Today, we’re unveiling a new name for our company: Dialpad.
(We’ve also got some great news about our corporate momentum and a keynote I’m giving this week in Florida--scroll down to the bottom of this post for the details.)
The new name reflects the user experience at the core of all of our products: Connecting people via the phone.
You may not have pressed the buttons on a physical dialpad in years, but you see a dialpad every day. It’s embedded into the operating systems for the iPhone and Android phones. It shows up on smartwatches. You may soon see it on smart refrigerators and car dashboards. (Not that we advise dialing numbers while driving—that’s a good time to use voice commands, actually.) And it’s the first thing that appears in the Dialpad phone app after you sign in.
Even if you’re not actually pressing buttons on these virtual dialpads (because you’re selecting your favorite contacts by name or photo), their appearance in all these devices reminds you that you’re dialing a phone number. If you needed to, you could use that dialpad to reach any of the more than 6.8 billion phone numbers in service around the world.
Think about it: Almost every human on the planet is connected to the international phone network. It’s the closest thing we have to a universal social network, and the phone dialpad is the key to making that connection.
Our new name also reflects our user-centric approach to making products. Most telephone technologies are designed to fit the needs of telcos, not end users or companies. As a result, phone technologies have lagged behind in the 20th century even while cloud and mobile technologies have driven business forward into the 21st. Right now, the business phone represents such a huge drag on productivity that many people feel like the phone is over.
We’re here to tell you: The phone is not over. It remains the best way to do business in many, many situations. We believe the phone simply hasn’t been built right, with end-users and IT people in mind, until now.
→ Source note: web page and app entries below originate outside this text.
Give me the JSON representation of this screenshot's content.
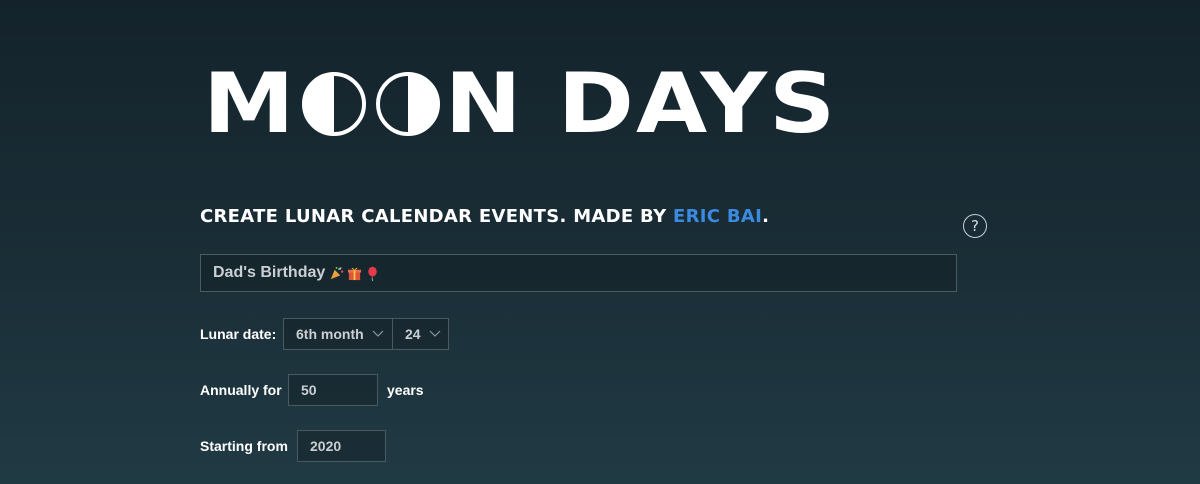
{
  "logo": {
    "text_start": "M",
    "text_end": "N DAYS"
  },
  "tagline": {
    "text": "CREATE LUNAR CALENDAR EVENTS. MADE BY ",
    "author_link": "ERIC BAI",
    "suffix": "."
  },
  "help": {
    "label": "?"
  },
  "event": {
    "value": "Dad's Birthday",
    "emojis": [
      "party-popper-icon",
      "gift-icon",
      "balloon-icon"
    ]
  },
  "lunar_date": {
    "label": "Lunar date:",
    "month_value": "6th month",
    "day_value": "24"
  },
  "annually": {
    "label": "Annually for",
    "value": "50",
    "suffix": "years"
  },
  "starting": {
    "label": "Starting from",
    "value": "2020"
  },
  "colors": {
    "link": "#3a8ae0",
    "background_top": "#14232b",
    "background_bottom": "#203a44"
  }
}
We designed Dialpad to fit the real-world needs of today’s workers and the modern enterprise. It provides an easy-to-use, unified dialpad for access to voice, video, text messaging, and meetings across any device—and within other applications, including Microsoft Office 365 and Google for Work.
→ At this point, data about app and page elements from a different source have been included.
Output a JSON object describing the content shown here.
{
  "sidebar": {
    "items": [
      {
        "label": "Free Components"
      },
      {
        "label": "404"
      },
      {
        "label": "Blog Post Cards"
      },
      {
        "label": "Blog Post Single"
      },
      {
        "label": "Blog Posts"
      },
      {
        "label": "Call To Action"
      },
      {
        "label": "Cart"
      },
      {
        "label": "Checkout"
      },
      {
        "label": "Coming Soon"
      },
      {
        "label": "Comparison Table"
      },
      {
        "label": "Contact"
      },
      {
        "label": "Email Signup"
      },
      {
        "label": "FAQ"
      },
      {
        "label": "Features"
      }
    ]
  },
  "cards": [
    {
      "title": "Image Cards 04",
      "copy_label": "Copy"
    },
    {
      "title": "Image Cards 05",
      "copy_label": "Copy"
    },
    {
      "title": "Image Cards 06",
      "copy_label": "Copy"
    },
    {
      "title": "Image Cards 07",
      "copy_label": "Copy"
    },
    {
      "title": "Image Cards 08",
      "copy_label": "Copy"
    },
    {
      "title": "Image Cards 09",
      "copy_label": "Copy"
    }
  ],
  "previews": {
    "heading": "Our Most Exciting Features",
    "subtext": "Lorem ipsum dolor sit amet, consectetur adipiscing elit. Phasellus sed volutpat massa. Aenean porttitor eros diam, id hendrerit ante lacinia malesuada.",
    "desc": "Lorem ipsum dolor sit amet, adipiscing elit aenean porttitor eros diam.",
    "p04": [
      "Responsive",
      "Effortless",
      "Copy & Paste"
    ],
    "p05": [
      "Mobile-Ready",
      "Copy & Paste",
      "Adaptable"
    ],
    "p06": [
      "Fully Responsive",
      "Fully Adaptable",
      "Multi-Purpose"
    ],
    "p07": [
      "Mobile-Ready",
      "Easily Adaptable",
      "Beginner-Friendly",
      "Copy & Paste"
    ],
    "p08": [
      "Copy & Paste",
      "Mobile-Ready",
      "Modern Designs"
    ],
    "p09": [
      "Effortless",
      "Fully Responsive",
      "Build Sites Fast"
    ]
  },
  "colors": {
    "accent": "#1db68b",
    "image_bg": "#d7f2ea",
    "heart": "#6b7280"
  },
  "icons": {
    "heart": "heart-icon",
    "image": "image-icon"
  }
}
And yes, we’ll continue to provide UberConference—that’s not going away either.
Our mission is to make using the phone fun, easy, and productive again. It all starts with a dialpad, but it definitely doesn’t end there.
That’s why we chose the name Dialpad.
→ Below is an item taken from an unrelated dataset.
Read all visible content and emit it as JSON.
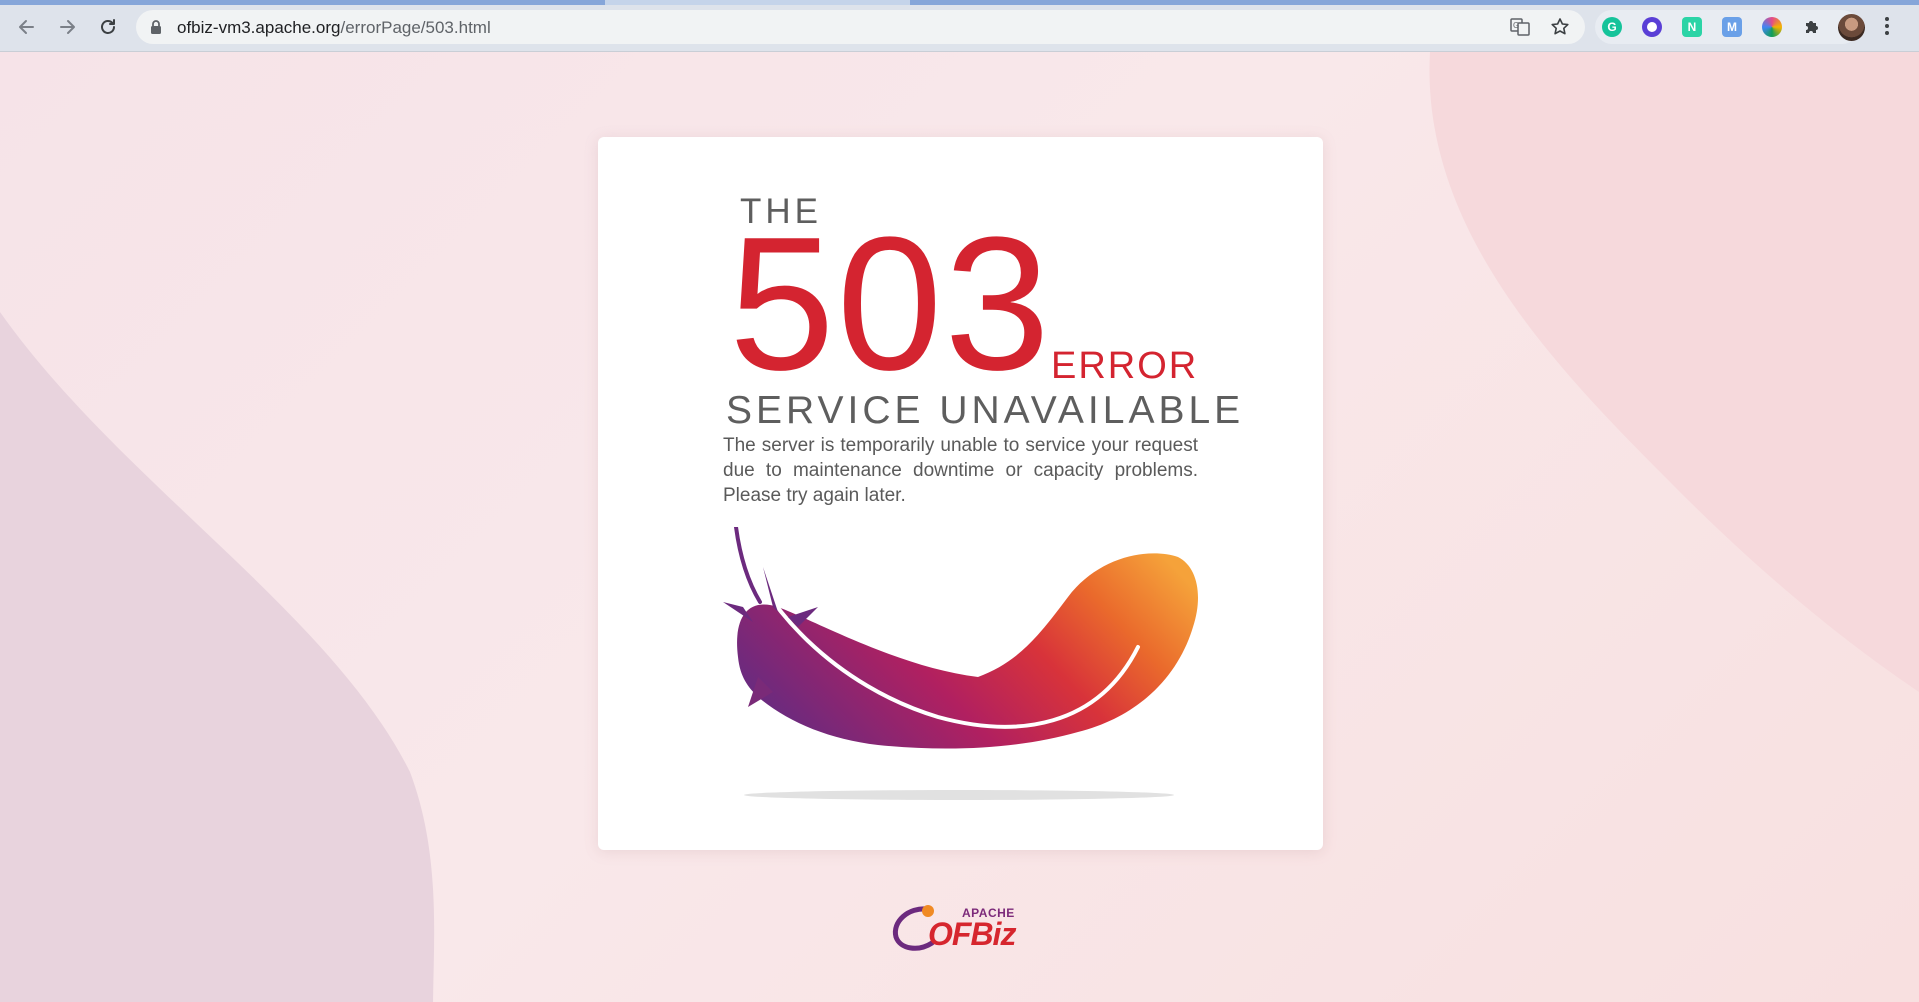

Note: I’ll be in Google's keynote at Enterprise Connect tomorrow, Tuesday, March 8 in Orlando, Florida, along with Motorola CIO Greg Meyers and Google Technology Evangelist for Google for Work Adam Swidler. If you’re in Florida, I’d love to see you and hear from you there. Or follow along on Twitter with @DialpadHQ from 11:00-11:30 am EST.
We are also stoked to announce a few additions to our executive team. Morgan Norman is Dialpad’s new Vice President of Marketing, joining us after NetSuite and Zuora. Steve Milner, Dialpad’s new Vice President of Sales, joins us from Rackspace. And Omar Lee, Dialpad’s new Head of Design, joins us from YouTube/Google. Read all about these talented executives in our press release.
And we’re very pleased to note that Android co-founder Rich Miner has joined Dialpad’s board of directors.